Nominating A Substitute Purchaser?
Adam Held, Held Lawyers
It is common for a named purchaser under a contract of sale of land to nominate an additional or substitute purchaser:
- right to nominate is regulated by the contract
- the nominee does not become a party to the contract
- a nomination may be withdrawn and a fresh nomination made.
A nomination, in its simplest form, is a two-party agreement between the named purchaser and the nominated purchaser. There is no specified form of nomination.
It is important to realise that the effect of such a nomination is not to replace the named purchaser with the nominated purchaser in the contract.

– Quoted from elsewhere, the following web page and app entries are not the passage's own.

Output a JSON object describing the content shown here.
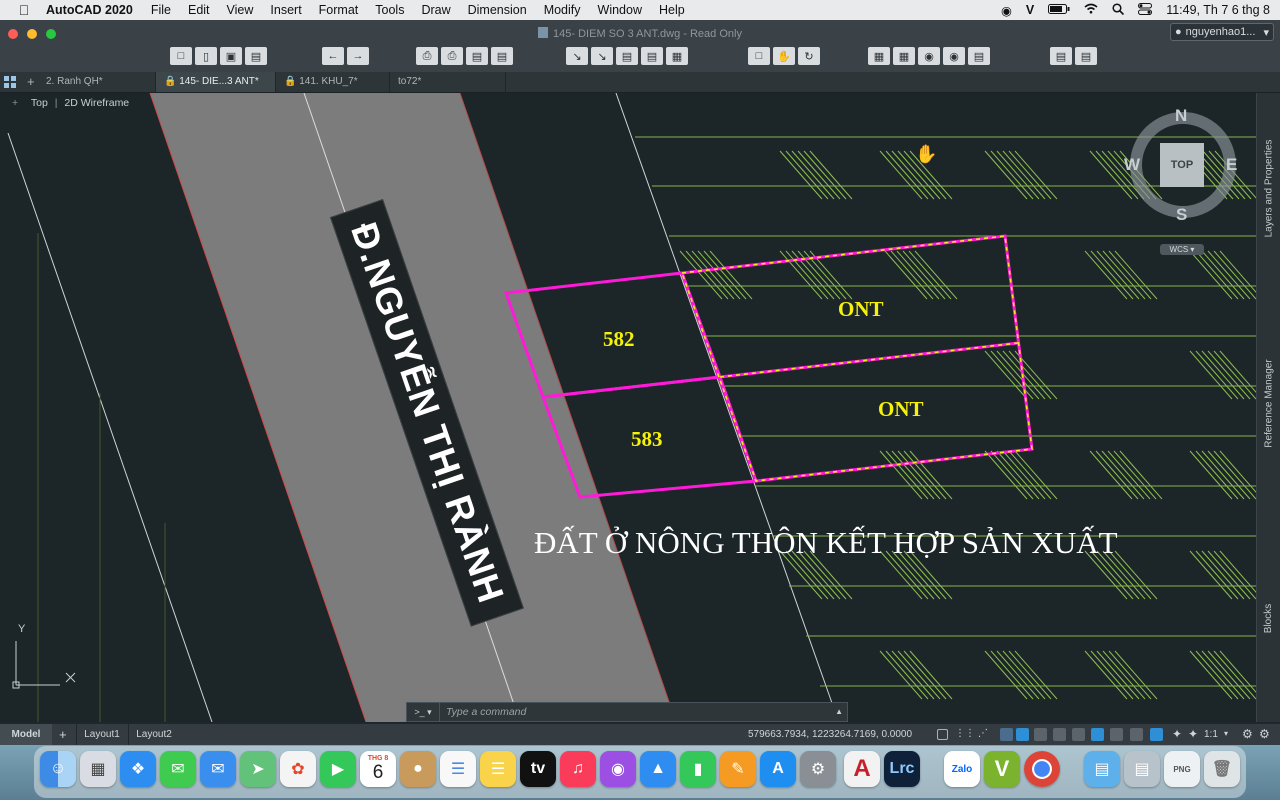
{
  "menubar": {
    "app_name": "AutoCAD 2020",
    "items": [
      "File",
      "Edit",
      "View",
      "Insert",
      "Format",
      "Tools",
      "Draw",
      "Dimension",
      "Modify",
      "Window",
      "Help"
    ],
    "clock": "11:49, Th 7 6 thg 8"
  },
  "window": {
    "title": "145- DIEM SO 3 ANT.dwg - Read Only",
    "user": "nguyenhao1..."
  },
  "tabs": [
    {
      "label": "2. Ranh QH*"
    },
    {
      "label": "145- DIE...3 ANT*"
    },
    {
      "label": "141. KHU_7*"
    },
    {
      "label": "to72*"
    }
  ],
  "viewport": {
    "view": "Top",
    "style": "2D Wireframe"
  },
  "viewcube": {
    "n": "N",
    "s": "S",
    "e": "E",
    "w": "W",
    "face": "TOP",
    "ucs": "WCS"
  },
  "ucs_icon": {
    "y": "Y"
  },
  "drawing": {
    "road_name": "Đ.NGUYỄN THỊ RÀNH",
    "parcels": [
      {
        "number": "582",
        "use": "ONT"
      },
      {
        "number": "583",
        "use": "ONT"
      }
    ],
    "zone_label": "ĐẤT Ở NÔNG THÔN KẾT HỢP SẢN XUẤT"
  },
  "right_panel": [
    "Layers and Properties",
    "Reference Manager",
    "Blocks"
  ],
  "command": {
    "placeholder": "Type a command"
  },
  "layouts": [
    "Model",
    "Layout1",
    "Layout2"
  ],
  "status": {
    "coords": "579663.7934, 1223264.7169, 0.0000",
    "scale": "1:1"
  },
  "dock": {
    "calendar_month": "THG 8",
    "calendar_day": "6",
    "zalo": "Zalo",
    "lrc": "Lrc"
  }
}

The named purchaser remains as a party to the contract and the nominated purchaser assumes no rights or obligations under the contract, other than being nominated to take a transfer in the place of the named purchaser.
The nominated purchaser is therefore entirely dependent upon the named purchaser for enforcement of the contract and it is unwise for the nominated purchaser to allow any reimbursement of the named purchaser’s deposit to be released to the named purchaser prior to completion of the contract.

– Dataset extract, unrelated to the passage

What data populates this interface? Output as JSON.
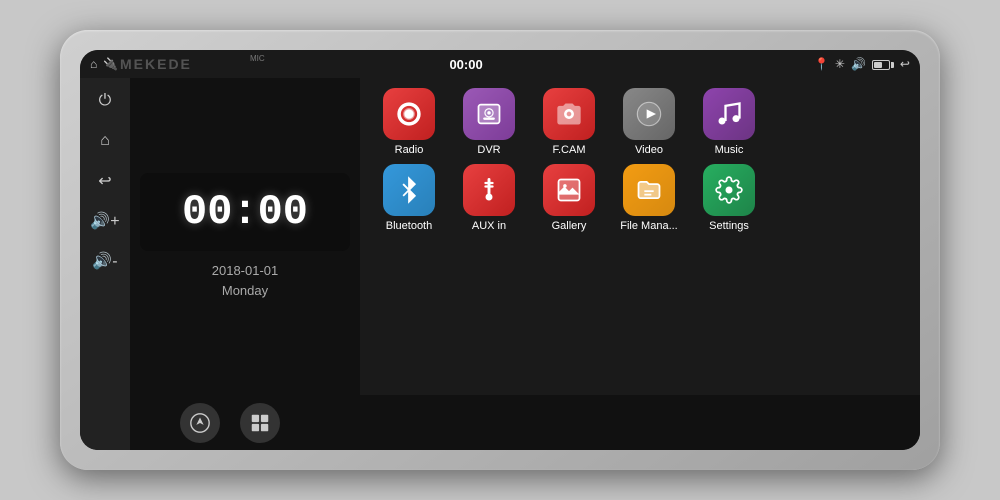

What if disputes arise between the parties to the nomination?
The form of standard nomination agreements in common use means that if a dispute arises between the parties to the nomination, a court may be required to look behind the written agreement to determine the full extent of the rights and obligations of the parties to the nomination.

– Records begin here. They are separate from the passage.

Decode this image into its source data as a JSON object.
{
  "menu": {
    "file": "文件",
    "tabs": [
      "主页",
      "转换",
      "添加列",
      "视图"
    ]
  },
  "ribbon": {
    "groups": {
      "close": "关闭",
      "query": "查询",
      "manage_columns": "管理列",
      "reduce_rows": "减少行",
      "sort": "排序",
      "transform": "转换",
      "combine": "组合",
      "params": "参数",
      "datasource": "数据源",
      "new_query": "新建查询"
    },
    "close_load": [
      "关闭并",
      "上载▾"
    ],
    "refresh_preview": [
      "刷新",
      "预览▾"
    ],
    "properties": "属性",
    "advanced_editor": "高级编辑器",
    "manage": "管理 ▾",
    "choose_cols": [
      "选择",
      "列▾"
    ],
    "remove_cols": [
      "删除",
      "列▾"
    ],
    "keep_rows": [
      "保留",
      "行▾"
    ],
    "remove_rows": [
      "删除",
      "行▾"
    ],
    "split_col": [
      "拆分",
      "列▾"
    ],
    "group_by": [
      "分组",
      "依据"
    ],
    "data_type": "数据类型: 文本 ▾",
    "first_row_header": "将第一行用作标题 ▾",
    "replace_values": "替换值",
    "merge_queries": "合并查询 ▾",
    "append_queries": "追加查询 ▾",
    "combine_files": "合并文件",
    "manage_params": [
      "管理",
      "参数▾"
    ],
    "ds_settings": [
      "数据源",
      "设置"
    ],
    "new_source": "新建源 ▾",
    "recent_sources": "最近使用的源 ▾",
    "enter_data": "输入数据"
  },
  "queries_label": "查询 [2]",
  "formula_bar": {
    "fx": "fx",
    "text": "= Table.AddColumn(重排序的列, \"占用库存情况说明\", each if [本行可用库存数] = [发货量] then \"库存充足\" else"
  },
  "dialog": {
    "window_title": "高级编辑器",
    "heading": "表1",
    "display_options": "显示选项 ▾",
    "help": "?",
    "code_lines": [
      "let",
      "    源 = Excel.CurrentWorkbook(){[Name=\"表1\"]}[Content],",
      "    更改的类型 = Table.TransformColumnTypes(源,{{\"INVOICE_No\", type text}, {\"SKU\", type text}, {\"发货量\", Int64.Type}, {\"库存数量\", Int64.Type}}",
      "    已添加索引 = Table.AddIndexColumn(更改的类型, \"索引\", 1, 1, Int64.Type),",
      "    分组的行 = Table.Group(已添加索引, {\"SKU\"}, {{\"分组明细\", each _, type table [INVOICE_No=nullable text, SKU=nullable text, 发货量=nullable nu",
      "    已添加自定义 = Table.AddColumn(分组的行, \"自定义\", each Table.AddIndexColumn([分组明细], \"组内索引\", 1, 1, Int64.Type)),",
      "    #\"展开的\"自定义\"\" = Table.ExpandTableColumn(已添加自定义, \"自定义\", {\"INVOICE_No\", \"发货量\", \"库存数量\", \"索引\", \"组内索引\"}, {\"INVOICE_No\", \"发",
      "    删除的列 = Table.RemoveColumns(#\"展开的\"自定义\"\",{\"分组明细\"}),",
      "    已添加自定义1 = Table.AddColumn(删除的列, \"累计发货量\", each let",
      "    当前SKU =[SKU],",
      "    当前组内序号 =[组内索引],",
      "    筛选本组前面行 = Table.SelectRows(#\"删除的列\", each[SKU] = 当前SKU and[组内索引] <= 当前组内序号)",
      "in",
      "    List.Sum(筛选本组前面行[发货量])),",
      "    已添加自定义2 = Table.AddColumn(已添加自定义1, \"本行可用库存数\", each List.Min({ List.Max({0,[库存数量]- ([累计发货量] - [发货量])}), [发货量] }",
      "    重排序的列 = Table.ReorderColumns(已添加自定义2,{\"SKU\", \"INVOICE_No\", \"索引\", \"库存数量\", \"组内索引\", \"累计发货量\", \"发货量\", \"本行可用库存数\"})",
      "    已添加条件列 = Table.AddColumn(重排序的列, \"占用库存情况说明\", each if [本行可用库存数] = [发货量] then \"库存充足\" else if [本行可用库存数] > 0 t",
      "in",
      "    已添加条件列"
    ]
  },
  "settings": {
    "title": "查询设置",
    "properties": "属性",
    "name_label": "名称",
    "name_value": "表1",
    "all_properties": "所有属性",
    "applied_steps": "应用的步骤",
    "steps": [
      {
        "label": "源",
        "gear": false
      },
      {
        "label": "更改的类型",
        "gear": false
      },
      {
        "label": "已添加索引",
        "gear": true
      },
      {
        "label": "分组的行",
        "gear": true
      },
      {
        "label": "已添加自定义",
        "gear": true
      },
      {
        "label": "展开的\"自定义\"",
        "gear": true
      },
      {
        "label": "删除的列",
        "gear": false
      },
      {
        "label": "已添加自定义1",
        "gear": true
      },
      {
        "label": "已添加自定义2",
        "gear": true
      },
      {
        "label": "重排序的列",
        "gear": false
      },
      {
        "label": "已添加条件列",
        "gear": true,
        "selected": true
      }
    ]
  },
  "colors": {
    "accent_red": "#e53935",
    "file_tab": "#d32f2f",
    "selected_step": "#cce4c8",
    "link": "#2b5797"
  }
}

If the parties can agree to retract a nomination, can the named purchaser make another nomination?
There appears to be no reason in principle why a second nomination cannot occur. Subject to the vendor being informed of the retraction and second nomination, the vendor has no role in the process other than to comply with the purchaser’s written direction in relation to the transferee.
If you would like further details or assistance or to discuss the information contained in this article or more generally, please do not hesitate to contact us at Held Lawyers, or visit our website at www.heldlawyers.com.
This article is intended to provide commentary and general information only. It should not be relied upon as legal advice. It is not intended to be a complete or definitive statement of the law on the subject matter covered. Further professional advice should be sought before any action is taken in relation to the matters described.